Walter Mazzarri doesn’t like making team changes...
He really doesn’t. As far as I can work out, every single change he’s made to the starting line-up (omitting the League Cup game against Gillingham, obviously) has been enforced by an injury or a suspension, apart from those he made at West Ham. That was the first match after the transfer window closed, and he immediately selected his marquee signings; Janmaat came in for Amrabat and Pereyra for Guedioura. That aside, once you’re in the starting XI, it appears that you’re there for good.

... which is bad news for Isaac Success...
After a series of steadily longer and more impressive cameos, Success scored a fabulous first goal against Bournemouth. The clamour for him to be given the chance to show what he can do for the full 90 minutes is growing, but I suspect we may have to wait a while longer. Mazzarri has been making noises about Success needing to add defensive capabilities to his game, and what with that and the injury that’s caused him to pull out of the Nigeria squad this week, I wouldn’t put any money on him starting against Middlesbrough.

... but good news for Odion Ighalo
For what it’s worth, if he’s fit, I think Success should come in for Ighalo for the next match. We can all see that Iggy isn’t right, and hasn’t been for six months now. It’s not that he’s not trying his best, but there’s something missing, that crucial 10% that made him such a lethal striker for the first half of last season. His hold-up play is poor, every shot he takes is scuffed or misdirected (the goal at West Ham needed a deflection to go in), and he continues to fail to pass to better-placed teammates far too often.

You don’t have to be an amateur psychologist to hypothesise that this is all linked to the illness, and subsequent death, of his father. Grief affects people in different ways; in Iggy’s case, it seems to have robbed him of his spark. I’d suggest it would be better for all concerned if someone else led the line for a while, and he could try to rediscover that spark as an impact substitute.

Swings and roundabouts
This time last year, we were all worrying about how Watford were going to score enough goals to win matches, while congratulating Quique Flores on the defensive discipline he’d so quickly instilled.

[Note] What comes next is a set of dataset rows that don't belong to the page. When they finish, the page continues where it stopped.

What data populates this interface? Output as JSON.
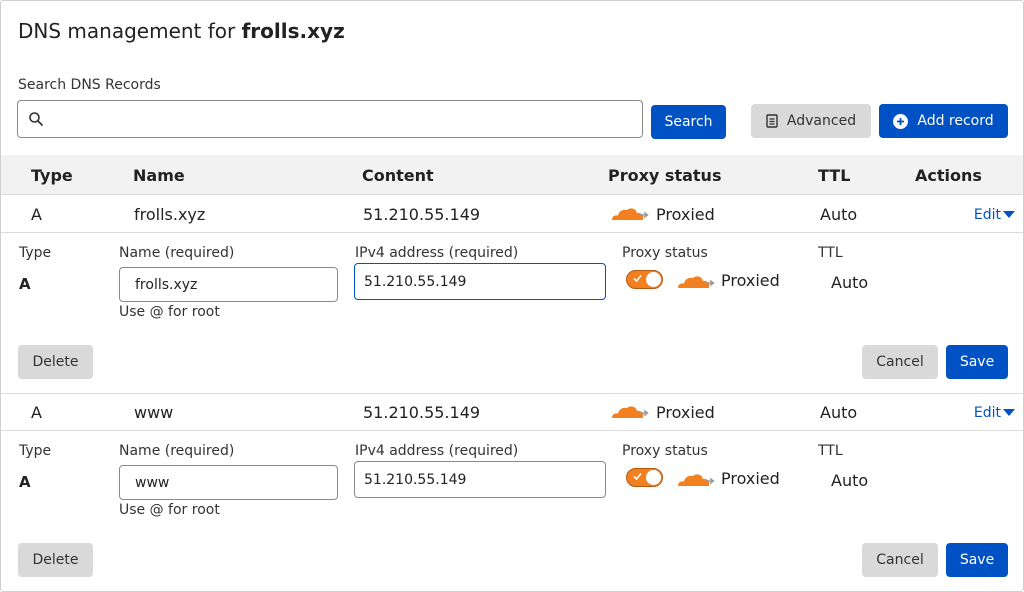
{
  "header": {
    "title_prefix": "DNS management for ",
    "domain": "frolls.xyz"
  },
  "search": {
    "label": "Search DNS Records",
    "placeholder": "",
    "value": "",
    "button": "Search"
  },
  "toolbar": {
    "advanced": "Advanced",
    "add_record": "Add record"
  },
  "table": {
    "headers": {
      "type": "Type",
      "name": "Name",
      "content": "Content",
      "proxy": "Proxy status",
      "ttl": "TTL",
      "actions": "Actions"
    }
  },
  "records": [
    {
      "type": "A",
      "name": "frolls.xyz",
      "content": "51.210.55.149",
      "proxy": "Proxied",
      "ttl": "Auto",
      "edit": "Edit",
      "form": {
        "type_label": "Type",
        "type_value": "A",
        "name_label": "Name (required)",
        "name_value": "frolls.xyz",
        "name_hint": "Use @ for root",
        "ip_label": "IPv4 address (required)",
        "ip_value": "51.210.55.149",
        "proxy_label": "Proxy status",
        "proxy_value": "Proxied",
        "ttl_label": "TTL",
        "ttl_value": "Auto",
        "delete": "Delete",
        "cancel": "Cancel",
        "save": "Save"
      }
    },
    {
      "type": "A",
      "name": "www",
      "content": "51.210.55.149",
      "proxy": "Proxied",
      "ttl": "Auto",
      "edit": "Edit",
      "form": {
        "type_label": "Type",
        "type_value": "A",
        "name_label": "Name (required)",
        "name_value": "www",
        "name_hint": "Use @ for root",
        "ip_label": "IPv4 address (required)",
        "ip_value": "51.210.55.149",
        "proxy_label": "Proxy status",
        "proxy_value": "Proxied",
        "ttl_label": "TTL",
        "ttl_value": "Auto",
        "delete": "Delete",
        "cancel": "Cancel",
        "save": "Save"
      }
    }
  ],
  "icons": {
    "search": "search-icon",
    "advanced": "document-icon",
    "add": "plus-circle-icon",
    "proxy": "orange-cloud-icon",
    "edit": "caret-down-icon",
    "toggle": "check-icon"
  },
  "colors": {
    "accent": "#0051c3",
    "proxy_orange": "#f38020",
    "button_grey": "#d9d9d9"
  }
}
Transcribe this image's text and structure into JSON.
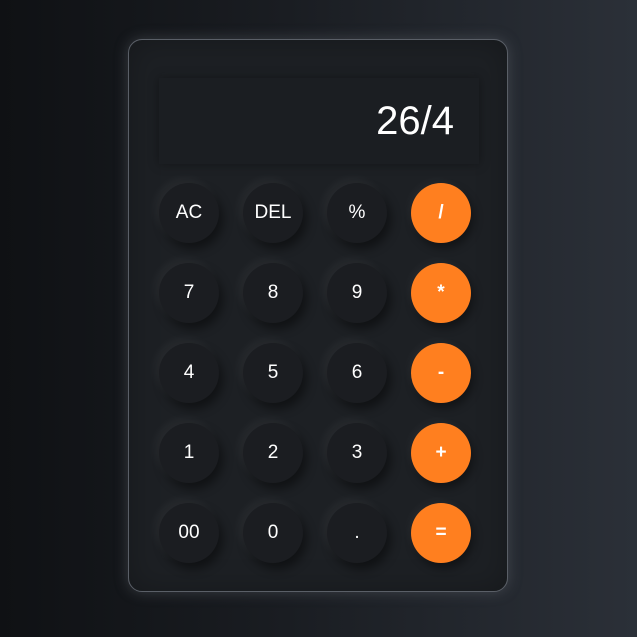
{
  "display": {
    "value": "26/4"
  },
  "keys": {
    "clear": "AC",
    "delete": "DEL",
    "percent": "%",
    "divide": "/",
    "seven": "7",
    "eight": "8",
    "nine": "9",
    "multiply": "*",
    "four": "4",
    "five": "5",
    "six": "6",
    "subtract": "-",
    "one": "1",
    "two": "2",
    "three": "3",
    "add": "+",
    "double_zero": "00",
    "zero": "0",
    "decimal": ".",
    "equals": "="
  },
  "colors": {
    "accent": "#ff7f1f",
    "key_background": "#1b1d21",
    "panel_background": "#1d2024"
  }
}
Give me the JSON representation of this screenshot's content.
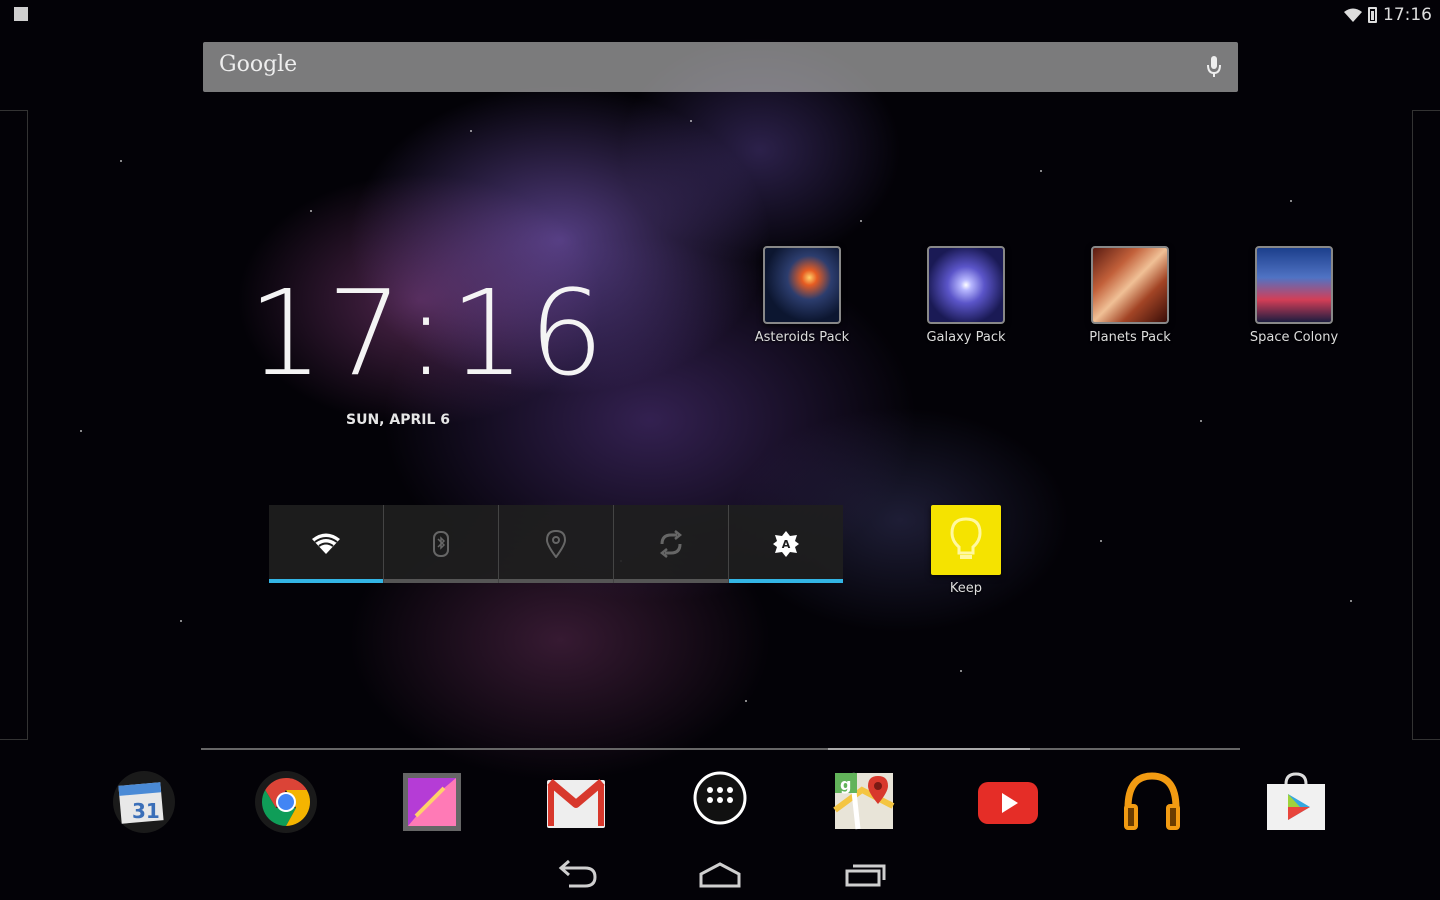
{
  "status_bar": {
    "time": "17:16",
    "icons": [
      "notification-icon",
      "wifi-icon",
      "battery-icon"
    ]
  },
  "search": {
    "logo_text": "Google",
    "icon": "mic-icon"
  },
  "clock_widget": {
    "time": "17:16",
    "date": "SUN, APRIL 6"
  },
  "apps": [
    {
      "label": "Asteroids Pack",
      "icon": "asteroids-pack-icon"
    },
    {
      "label": "Galaxy Pack",
      "icon": "galaxy-pack-icon"
    },
    {
      "label": "Planets Pack",
      "icon": "planets-pack-icon"
    },
    {
      "label": "Space Colony",
      "icon": "space-colony-icon"
    },
    {
      "label": "Keep",
      "icon": "keep-icon"
    }
  ],
  "power_control": {
    "toggles": [
      {
        "name": "wifi",
        "state": "on"
      },
      {
        "name": "bluetooth",
        "state": "off"
      },
      {
        "name": "location",
        "state": "off"
      },
      {
        "name": "sync",
        "state": "off"
      },
      {
        "name": "brightness",
        "state": "on"
      }
    ]
  },
  "dock": {
    "items": [
      "calendar-icon",
      "chrome-icon",
      "gallery-icon",
      "gmail-icon",
      "all-apps-icon",
      "maps-icon",
      "youtube-icon",
      "play-music-icon",
      "play-store-icon"
    ],
    "calendar_day": "31"
  },
  "navigation": [
    "back-button",
    "home-button",
    "recents-button"
  ],
  "colors": {
    "accent": "#33b5e5",
    "keep_yellow": "#f5e300",
    "youtube_red": "#e52d27"
  }
}
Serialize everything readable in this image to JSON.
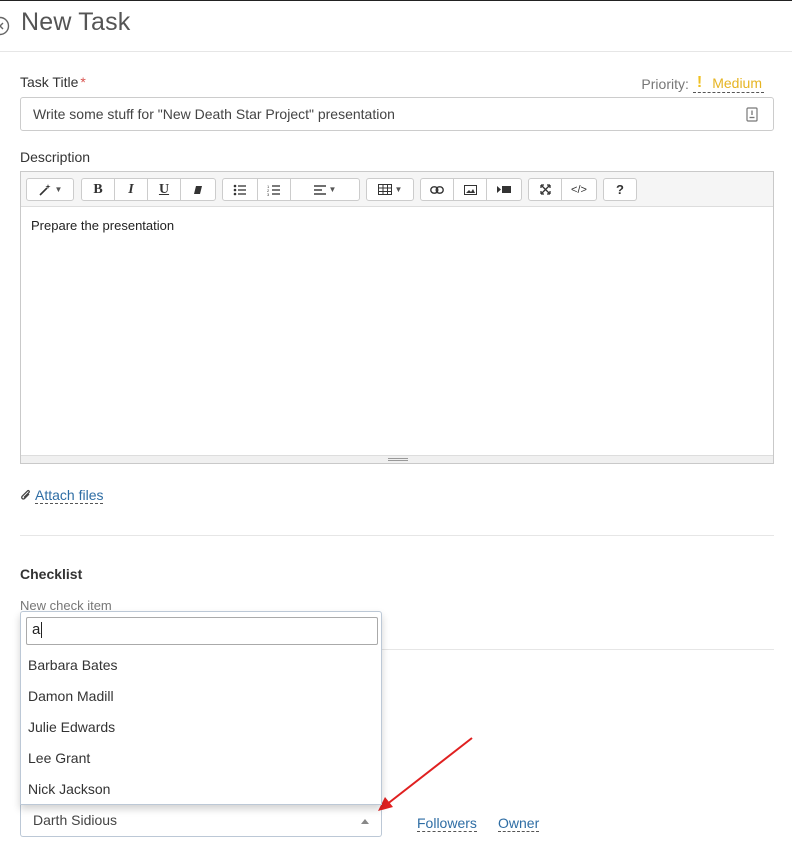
{
  "header": {
    "title": "New Task"
  },
  "task_title": {
    "label": "Task Title",
    "required_marker": "*",
    "value": "Write some stuff for \"New Death Star Project\" presentation"
  },
  "priority": {
    "label": "Priority:",
    "icon_glyph": "!",
    "value": "Medium",
    "color": "#e6b422"
  },
  "description": {
    "label": "Description",
    "content": "Prepare the presentation",
    "toolbar": {
      "bold": "B",
      "italic": "I",
      "underline": "U",
      "help": "?",
      "code": "</>"
    }
  },
  "attach": {
    "label": "Attach files"
  },
  "checklist": {
    "title": "Checklist",
    "new_item_placeholder": "New check item"
  },
  "user_dropdown": {
    "search_value": "a",
    "options": [
      "Barbara Bates",
      "Damon Madill",
      "Julie Edwards",
      "Lee Grant",
      "Nick Jackson"
    ],
    "selected": "Darth Sidious"
  },
  "tabs": {
    "followers": "Followers",
    "owner": "Owner"
  },
  "colors": {
    "link": "#2e6da4",
    "required": "#d9534f",
    "annotation_arrow": "#e02020"
  }
}
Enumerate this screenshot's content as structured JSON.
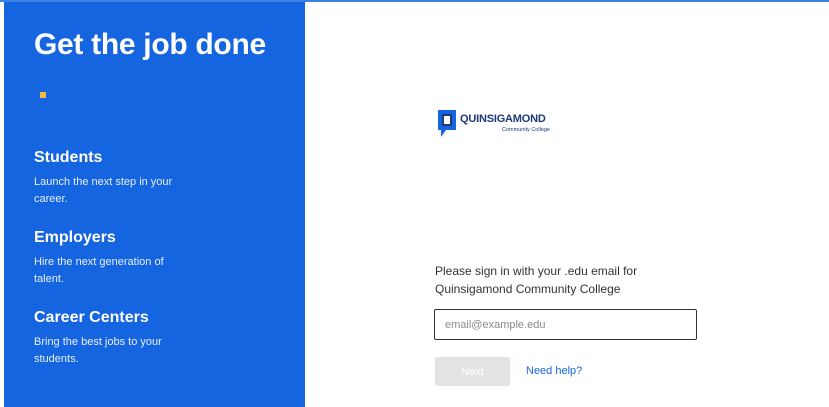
{
  "left_panel": {
    "headline": "Get the job done",
    "sections": [
      {
        "title": "Students",
        "desc_lines": [
          "Launch the next step in your",
          "career."
        ]
      },
      {
        "title": "Employers",
        "desc_lines": [
          "Hire the next generation of",
          "talent."
        ]
      },
      {
        "title": "Career Centers",
        "desc_lines": [
          "Bring the best jobs to your",
          "students."
        ]
      }
    ]
  },
  "logo": {
    "name": "QUINSIGAMOND",
    "subtitle": "Community College"
  },
  "signin": {
    "prompt_lines": [
      "Please sign in with your .edu email for",
      "Quinsigamond Community College"
    ],
    "email_placeholder": "email@example.edu",
    "next_label": "Next",
    "help_label": "Need help?"
  },
  "colors": {
    "panel_blue": "#1565e0",
    "accent_yellow": "#f5b942",
    "logo_navy": "#1e3a78",
    "link_blue": "#1565e0",
    "button_disabled": "#e3e3e3"
  }
}
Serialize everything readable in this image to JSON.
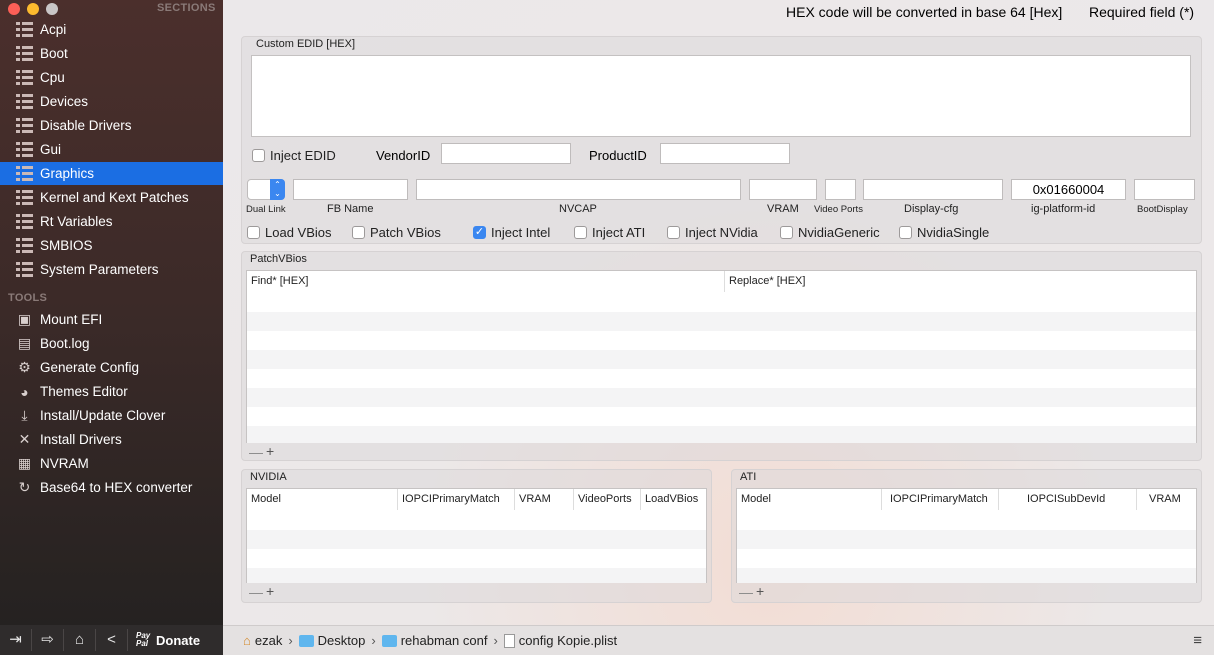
{
  "window": {
    "sections_header": "SECTIONS",
    "tools_header": "TOOLS"
  },
  "sidebar": {
    "sections": [
      {
        "label": "Acpi"
      },
      {
        "label": "Boot"
      },
      {
        "label": "Cpu"
      },
      {
        "label": "Devices"
      },
      {
        "label": "Disable Drivers"
      },
      {
        "label": "Gui"
      },
      {
        "label": "Graphics",
        "active": true
      },
      {
        "label": "Kernel and Kext Patches"
      },
      {
        "label": "Rt Variables"
      },
      {
        "label": "SMBIOS"
      },
      {
        "label": "System Parameters"
      }
    ],
    "tools": [
      {
        "label": "Mount EFI",
        "icon": "disk-icon"
      },
      {
        "label": "Boot.log",
        "icon": "log-icon"
      },
      {
        "label": "Generate Config",
        "icon": "gear-icon"
      },
      {
        "label": "Themes Editor",
        "icon": "palette-icon"
      },
      {
        "label": "Install/Update Clover",
        "icon": "download-icon"
      },
      {
        "label": "Install Drivers",
        "icon": "tools-icon"
      },
      {
        "label": "NVRAM",
        "icon": "chip-icon"
      },
      {
        "label": "Base64 to HEX converter",
        "icon": "convert-icon"
      }
    ]
  },
  "header": {
    "hex_note": "HEX code will be converted in base 64 [Hex]",
    "required_note": "Required field (*)"
  },
  "edid": {
    "title": "Custom EDID [HEX]",
    "value": "",
    "inject_label": "Inject EDID",
    "inject_checked": false,
    "vendor_label": "VendorID",
    "vendor_value": "",
    "product_label": "ProductID",
    "product_value": ""
  },
  "graphics": {
    "dual_link_label": "Dual Link",
    "fb_name_label": "FB Name",
    "fb_name": "",
    "nvcap_label": "NVCAP",
    "nvcap": "",
    "vram_label": "VRAM",
    "vram": "",
    "video_ports_label": "Video Ports",
    "video_ports": "",
    "display_cfg_label": "Display-cfg",
    "display_cfg": "",
    "ig_platform_label": "ig-platform-id",
    "ig_platform": "0x01660004",
    "boot_display_label": "BootDisplay",
    "boot_display": "",
    "checkboxes": [
      {
        "label": "Load VBios",
        "checked": false
      },
      {
        "label": "Patch VBios",
        "checked": false
      },
      {
        "label": "Inject Intel",
        "checked": true
      },
      {
        "label": "Inject ATI",
        "checked": false
      },
      {
        "label": "Inject NVidia",
        "checked": false
      },
      {
        "label": "NvidiaGeneric",
        "checked": false
      },
      {
        "label": "NvidiaSingle",
        "checked": false
      }
    ]
  },
  "patchvbios": {
    "title": "PatchVBios",
    "columns": [
      "Find* [HEX]",
      "Replace* [HEX]"
    ]
  },
  "nvidia": {
    "title": "NVIDIA",
    "columns": [
      "Model",
      "IOPCIPrimaryMatch",
      "VRAM",
      "VideoPorts",
      "LoadVBios"
    ]
  },
  "ati": {
    "title": "ATI",
    "columns": [
      "Model",
      "IOPCIPrimaryMatch",
      "IOPCISubDevId",
      "VRAM"
    ]
  },
  "controls": {
    "minus": "—",
    "plus": "+"
  },
  "bottom": {
    "donate_paypal": "Pay Pal",
    "donate": "Donate",
    "path": [
      "ezak",
      "Desktop",
      "rehabman conf",
      "config Kopie.plist"
    ]
  }
}
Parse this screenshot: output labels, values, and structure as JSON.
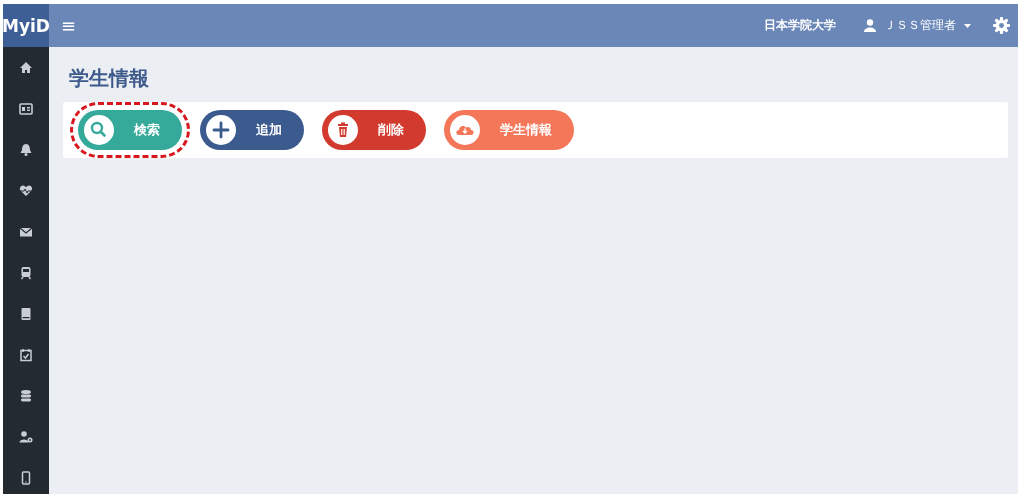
{
  "header": {
    "logo": "MyiD",
    "menu_icon": "≡",
    "organization": "日本学院大学",
    "user": "ＪＳＳ管理者"
  },
  "sidebar": {
    "items": [
      {
        "kind": "home"
      },
      {
        "kind": "card"
      },
      {
        "kind": "bell"
      },
      {
        "kind": "heart"
      },
      {
        "kind": "mail"
      },
      {
        "kind": "train"
      },
      {
        "kind": "book"
      },
      {
        "kind": "calendar"
      },
      {
        "kind": "database"
      },
      {
        "kind": "usergear"
      },
      {
        "kind": "phone"
      }
    ]
  },
  "page": {
    "title": "学生情報"
  },
  "buttons": [
    {
      "label": "検索",
      "kind": "search",
      "highlighted": true
    },
    {
      "label": "追加",
      "kind": "add",
      "highlighted": false
    },
    {
      "label": "削除",
      "kind": "delete",
      "highlighted": false
    },
    {
      "label": "学生情報",
      "kind": "download",
      "highlighted": false
    }
  ]
}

Then, when we did start scoring, we fretted about the fact that almost every goal was being scored by Deeney or Ighalo.

No worries on that front any more; eight games in and we’ve already had seven different scorers. We’ve scored in all but one of those games, too. What we haven’t managed is a clean sheet. In particular, our propensity to concede goals from crosses is worrying; I liked the line in the Guardian on Friday, to the effect that our wing-backs clearly haven’t got to grips with the ‘back’ part of their job description. Maybe Brice Dja Djédjé will help to remedy that, if we ever get to see him in action.

If nothing else, the gulf in approach between Flores and Mazzarri proves that the Pozzos don’t have a ‘type’ when it comes to Head Coaches. Given a choice, though, I’d opt for the Mazzarri way, as I suspect most Watford fans would. This already looks like being a lot more fun than last season was.

Whatever happened to nippy little strikers?
When it comes to signing forwards, one thing is clear: the Pozzos like ’em big. Since winning promotion we’ve signed Oularé, Success and Okaka, all of them huge, strapping blokes. (Watching Okaka’s entertaining cameo at West Ham, I was unavoidably reminded of Devon White.) The not particularly small Ighalo looks puny by comparison, and I suspect Jerome Sinclair won’t get near the first team until he beefs up a bit.

This all promises further entertainment for Watford fans, and I would love to see us field a three-man front line of Deeney, Success and Okaka, just for the looks on the opposition’s faces. Is there still a place for the small, speedy striker in the modern game? Not at Watford, on the face of it.